[What is needed] Your copy of the listing should be exact and should contain no pictures.

[Input]
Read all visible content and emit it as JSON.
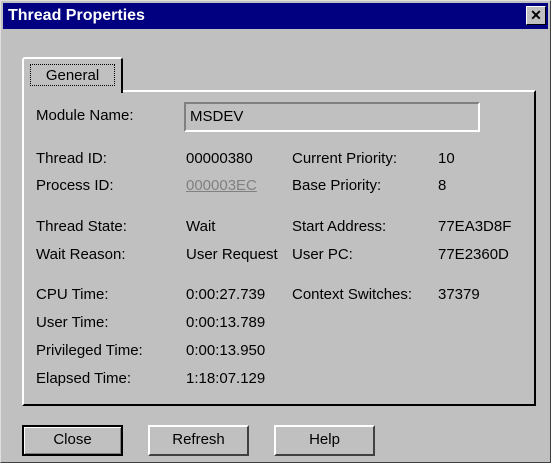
{
  "window": {
    "title": "Thread Properties",
    "close_glyph": "✕"
  },
  "tabs": [
    {
      "label": "General"
    }
  ],
  "module": {
    "label": "Module Name:",
    "value": "MSDEV"
  },
  "ids": {
    "thread_id_label": "Thread ID:",
    "thread_id": "00000380",
    "process_id_label": "Process ID:",
    "process_id": "000003EC",
    "current_priority_label": "Current Priority:",
    "current_priority": "10",
    "base_priority_label": "Base Priority:",
    "base_priority": "8"
  },
  "state": {
    "thread_state_label": "Thread State:",
    "thread_state": "Wait",
    "wait_reason_label": "Wait Reason:",
    "wait_reason": "User Request",
    "start_address_label": "Start Address:",
    "start_address": "77EA3D8F",
    "user_pc_label": "User PC:",
    "user_pc": "77E2360D"
  },
  "times": {
    "cpu_time_label": "CPU Time:",
    "cpu_time": "0:00:27.739",
    "user_time_label": "User Time:",
    "user_time": "0:00:13.789",
    "privileged_time_label": "Privileged Time:",
    "privileged_time": "0:00:13.950",
    "elapsed_time_label": "Elapsed Time:",
    "elapsed_time": "1:18:07.129",
    "context_switches_label": "Context Switches:",
    "context_switches": "37379"
  },
  "buttons": {
    "close": "Close",
    "refresh": "Refresh",
    "help": "Help"
  }
}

[Result of this exercise]
Read all visible content and emit it as JSON.
{
  "window": {
    "title": "Thread Properties",
    "close_glyph": "✕"
  },
  "tabs": [
    {
      "label": "General"
    }
  ],
  "module": {
    "label": "Module Name:",
    "value": "MSDEV"
  },
  "ids": {
    "thread_id_label": "Thread ID:",
    "thread_id": "00000380",
    "process_id_label": "Process ID:",
    "process_id": "000003EC",
    "current_priority_label": "Current Priority:",
    "current_priority": "10",
    "base_priority_label": "Base Priority:",
    "base_priority": "8"
  },
  "state": {
    "thread_state_label": "Thread State:",
    "thread_state": "Wait",
    "wait_reason_label": "Wait Reason:",
    "wait_reason": "User Request",
    "start_address_label": "Start Address:",
    "start_address": "77EA3D8F",
    "user_pc_label": "User PC:",
    "user_pc": "77E2360D"
  },
  "times": {
    "cpu_time_label": "CPU Time:",
    "cpu_time": "0:00:27.739",
    "user_time_label": "User Time:",
    "user_time": "0:00:13.789",
    "privileged_time_label": "Privileged Time:",
    "privileged_time": "0:00:13.950",
    "elapsed_time_label": "Elapsed Time:",
    "elapsed_time": "1:18:07.129",
    "context_switches_label": "Context Switches:",
    "context_switches": "37379"
  },
  "buttons": {
    "close": "Close",
    "refresh": "Refresh",
    "help": "Help"
  }
}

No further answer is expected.